Elisabeth Moss’s “The Invisible Man” is dominating North American moviegoing and should scare up about $23 million at 3,610 locations, early estimates showed Friday.

The third weekend of Paramount’s family film “Sonic the Hedgehog” and the sophomore frame of Disney-20th Century’s “Call of the Wild” are in a race for second in the $13 million to $15 million range. “Sonic,” playing at 4,177 sites, will wind up the weekend with more than $125 million in its first 17 days.

The updated forecast comes after Universal-Blumhouse’s “The Invisible Man” took in a solid $1.7 million Thursday night previews. “The Invisible Man” had been expected to earn north of $20 million this weekend with some independent box office tracking services estimate ticket sales could wind up closer to $30 million since word of mouth has been strong.

“The Invisible Man,” which carries a modest $7 million budget, is written and direct by Leigh Whannell, the co-creator of the “Saw” franchise. The film is a modern-day take on the 1933 Claude Rains film, based on H. G. Wells’ novel. Moss stars as a woman who becomes convinced she’s being hunted by her violent — and now-invisible — ex-husband, played by Oliver Jackson-Cohen. Everyone around her believes she’s losing her mind because her ex-husband, an expert in optics technology, has managed to persuade the world that he’s committed suicide.

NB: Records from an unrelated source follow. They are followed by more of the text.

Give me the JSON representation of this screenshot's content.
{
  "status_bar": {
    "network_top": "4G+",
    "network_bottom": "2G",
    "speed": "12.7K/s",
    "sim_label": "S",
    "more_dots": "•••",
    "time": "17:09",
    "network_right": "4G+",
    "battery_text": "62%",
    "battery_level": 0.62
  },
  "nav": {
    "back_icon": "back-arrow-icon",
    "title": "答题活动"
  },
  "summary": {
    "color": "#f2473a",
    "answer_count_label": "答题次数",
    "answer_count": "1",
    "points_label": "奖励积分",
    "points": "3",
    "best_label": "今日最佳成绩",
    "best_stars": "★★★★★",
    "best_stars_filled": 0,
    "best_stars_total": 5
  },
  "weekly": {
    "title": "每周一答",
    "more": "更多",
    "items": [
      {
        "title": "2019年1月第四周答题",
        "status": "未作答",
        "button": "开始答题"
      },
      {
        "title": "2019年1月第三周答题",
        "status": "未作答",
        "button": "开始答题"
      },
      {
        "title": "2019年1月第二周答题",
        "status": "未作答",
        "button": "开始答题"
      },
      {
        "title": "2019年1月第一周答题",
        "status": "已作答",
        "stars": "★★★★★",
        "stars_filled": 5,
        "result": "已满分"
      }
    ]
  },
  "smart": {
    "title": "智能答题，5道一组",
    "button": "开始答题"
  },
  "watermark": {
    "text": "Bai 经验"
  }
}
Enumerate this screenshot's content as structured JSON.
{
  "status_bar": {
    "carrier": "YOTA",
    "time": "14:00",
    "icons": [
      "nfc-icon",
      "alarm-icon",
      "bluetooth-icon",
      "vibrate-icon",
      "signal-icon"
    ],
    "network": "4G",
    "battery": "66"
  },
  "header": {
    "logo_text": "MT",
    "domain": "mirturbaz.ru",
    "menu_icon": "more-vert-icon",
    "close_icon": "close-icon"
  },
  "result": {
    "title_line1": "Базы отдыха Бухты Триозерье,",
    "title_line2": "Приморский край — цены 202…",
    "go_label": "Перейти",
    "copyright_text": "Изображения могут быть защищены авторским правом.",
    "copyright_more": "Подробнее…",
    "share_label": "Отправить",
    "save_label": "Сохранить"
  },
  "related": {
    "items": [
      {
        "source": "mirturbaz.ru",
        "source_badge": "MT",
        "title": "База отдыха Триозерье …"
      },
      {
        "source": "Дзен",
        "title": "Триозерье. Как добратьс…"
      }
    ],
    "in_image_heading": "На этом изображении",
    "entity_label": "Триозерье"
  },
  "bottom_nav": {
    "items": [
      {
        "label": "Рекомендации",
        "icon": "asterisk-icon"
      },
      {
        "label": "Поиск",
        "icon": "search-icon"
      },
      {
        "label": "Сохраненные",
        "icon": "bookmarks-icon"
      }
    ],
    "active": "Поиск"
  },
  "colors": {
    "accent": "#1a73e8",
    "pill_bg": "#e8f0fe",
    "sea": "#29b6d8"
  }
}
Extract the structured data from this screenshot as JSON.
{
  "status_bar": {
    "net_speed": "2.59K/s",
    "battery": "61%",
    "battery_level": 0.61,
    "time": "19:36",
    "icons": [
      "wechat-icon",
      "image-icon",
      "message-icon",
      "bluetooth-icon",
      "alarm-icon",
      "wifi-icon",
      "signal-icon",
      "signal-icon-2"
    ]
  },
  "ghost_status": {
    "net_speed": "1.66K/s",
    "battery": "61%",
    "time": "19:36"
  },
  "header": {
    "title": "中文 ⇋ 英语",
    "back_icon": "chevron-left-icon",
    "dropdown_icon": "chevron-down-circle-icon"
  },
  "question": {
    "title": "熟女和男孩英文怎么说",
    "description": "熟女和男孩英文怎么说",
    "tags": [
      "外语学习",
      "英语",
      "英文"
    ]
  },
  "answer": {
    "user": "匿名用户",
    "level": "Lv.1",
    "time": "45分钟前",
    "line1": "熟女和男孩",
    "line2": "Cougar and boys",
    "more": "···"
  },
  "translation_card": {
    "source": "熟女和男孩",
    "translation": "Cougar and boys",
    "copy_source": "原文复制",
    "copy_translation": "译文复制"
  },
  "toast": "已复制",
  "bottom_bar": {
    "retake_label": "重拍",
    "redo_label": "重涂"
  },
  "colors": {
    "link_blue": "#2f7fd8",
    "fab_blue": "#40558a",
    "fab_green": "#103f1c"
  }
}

The film also stars Aldis Hodge, Storm Reid and Harriet Dyer. Critics have praised “The Invisible Man,” leading to a 92% score on Rotten Tomatoes, a particularly strong reception for a horror film.

The performance of “The Invisible Man” highlights the popularity of Moss, best known for her roles on “Mad Men” and “The Handmaid’s Tale.” She won an Emmy and a Golden Globe for her portrayal of June Osborne in “The Handmaid’s Tale.”

“The Invisible Man” is the latest success to emerge from Blumhouse’s low-cost model, which has delivered multiple successful titles in the horror-thriller space, including “Get Out,” “Halloween,” “Split,” “Glass” and the “Paranormal Activity” franchise.

Three titles were in a battle for fourth place in the $4 million range — Sony Pictures TV/Funimation’s launch of anime movie “My Hero Academia: Heroes Rising” at 1,260 locations; Sony’s seventh weekend of “Bad Boys for Life” at 2,708 sites; and Warner Bros.’ fourth frame of “Birds of Prey.”

“Bad Boys for Life,” which has kept the overall box office healthy in 2020, will wind up the weekend with a $197 million North American total.